Not that they made it easy to collect. Stories about my winnings appeared in USA Today, Yahoo! Sports, People and Forbes, which pissed them off. “Thanks for saying you beat us,” they scolded when I went to pick up my winnings. My response was always the same: “Just pay me my money.” Some paid me, some told me to come back later and some said to never come back.
Both Westgate, the biggest sports book in Vegas, and the MGM Grand banned me. Recently, I was just walking through Westgate with my dad, and we were escorted out. The Tuscany put limits on me: I can’t bet more than $50,000, I can’t collect more than $100,000 a day and I can’t bet on baseball at all. Similarly, Caesars will only let me bet $5,000 on a single game. And if I try to place a futures bet there, like on the World Series, they said they’d 86 me from all their properties. Vegas loves losers but hates winners.
The funny thing is a month after I went to collect on the Royals win, I went back to collect on the Super Bowl. I had bet on the Broncos (at 16–1 odds) before the NFL season started, earning me another $2.3 million.
I did three things with all of my winnings. First, I bought myself a million-dollar home in Cabo; it’s 6,000 square feet, and has eight bedrooms and seven bathrooms with an elevator and an ocean view. Next, I bought my parents their dream house in Vegas; I try to have dinner with them every night I’m back in Vegas. We’re especially blessed because my mom beat cancer and is still with us. Lastly, I bet on the Texas Rangers to win the 2016 World Series. Again, I just had a feeling. Right after the Royals won, I said to my dad, “The Rangers are winning it next year.”
Anyone can bet on the favorite to win it all like the Cubs at 3–1 this year. But no one in the world takes the long shots like I have: Royals at 30–1, the Broncos at 16–1, the Rangers at 25–1 and putting down six figures on these future bets. That’s real handicapping. I set records that will never, ever be broken in sports betting.

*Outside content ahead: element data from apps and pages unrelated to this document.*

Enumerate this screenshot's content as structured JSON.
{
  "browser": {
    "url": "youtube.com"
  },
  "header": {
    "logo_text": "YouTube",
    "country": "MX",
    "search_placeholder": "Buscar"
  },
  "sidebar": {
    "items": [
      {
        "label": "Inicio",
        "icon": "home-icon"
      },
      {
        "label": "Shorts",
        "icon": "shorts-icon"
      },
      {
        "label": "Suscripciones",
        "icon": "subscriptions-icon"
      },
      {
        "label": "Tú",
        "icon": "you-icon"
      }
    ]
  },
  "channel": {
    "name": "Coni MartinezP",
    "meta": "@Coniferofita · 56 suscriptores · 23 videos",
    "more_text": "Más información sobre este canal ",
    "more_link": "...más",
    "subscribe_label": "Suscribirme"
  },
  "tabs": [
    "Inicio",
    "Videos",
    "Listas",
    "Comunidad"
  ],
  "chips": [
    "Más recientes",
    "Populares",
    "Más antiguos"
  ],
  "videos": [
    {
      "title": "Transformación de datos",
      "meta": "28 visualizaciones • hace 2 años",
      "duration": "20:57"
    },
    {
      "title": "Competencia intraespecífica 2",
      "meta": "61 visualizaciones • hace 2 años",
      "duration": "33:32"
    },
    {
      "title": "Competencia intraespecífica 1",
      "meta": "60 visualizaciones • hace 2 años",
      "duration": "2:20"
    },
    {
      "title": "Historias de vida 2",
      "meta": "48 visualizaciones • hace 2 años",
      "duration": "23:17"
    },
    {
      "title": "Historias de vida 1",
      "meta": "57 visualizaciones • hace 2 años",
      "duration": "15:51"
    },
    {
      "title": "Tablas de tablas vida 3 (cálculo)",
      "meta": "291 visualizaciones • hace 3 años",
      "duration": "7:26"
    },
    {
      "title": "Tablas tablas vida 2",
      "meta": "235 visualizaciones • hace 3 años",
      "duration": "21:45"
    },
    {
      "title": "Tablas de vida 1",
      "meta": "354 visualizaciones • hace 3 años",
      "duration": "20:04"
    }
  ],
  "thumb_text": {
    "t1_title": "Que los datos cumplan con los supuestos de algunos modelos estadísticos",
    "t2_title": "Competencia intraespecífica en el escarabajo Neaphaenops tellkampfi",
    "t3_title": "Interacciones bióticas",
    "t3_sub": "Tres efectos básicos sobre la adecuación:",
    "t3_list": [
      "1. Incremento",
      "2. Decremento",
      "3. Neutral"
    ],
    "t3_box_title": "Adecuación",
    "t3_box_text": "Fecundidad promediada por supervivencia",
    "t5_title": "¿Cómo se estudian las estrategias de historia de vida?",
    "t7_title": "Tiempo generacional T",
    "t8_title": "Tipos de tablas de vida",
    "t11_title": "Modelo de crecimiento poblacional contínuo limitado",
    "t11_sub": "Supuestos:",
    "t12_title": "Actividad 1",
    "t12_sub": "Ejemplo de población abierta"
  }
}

People keep saying I lost since the Blue Jays just beat the Rangers in the first round of the playoffs. But they’re wrong. I made three bets. The first was on them winning their division. That was the biggest at $300,000. It cashed, and I won a million dollars. The other two — on them winning the American League pennant and the World Series — were for $280,000 all told. Neither of those things happened. But it doesn’t matter; I’m still up $720,000 overall on the Rangers this season. I even took in another $2 million betting on the Rangers during the regular season. I never bet what I can’t lose.
That’s the problem: Haters who don’t put in the time and effort I do talk shit about me every day. They only see what I put on social media: the celebrating, the nightclubs, the Ferraris. But I work nonstop. I’m up at 7 a.m. looking at stats and answering emails. And I don’t shut off until around 11 p.m. You want what I have? Work for it. That’s why I win as often as I do.
— As told to Ben Feldheim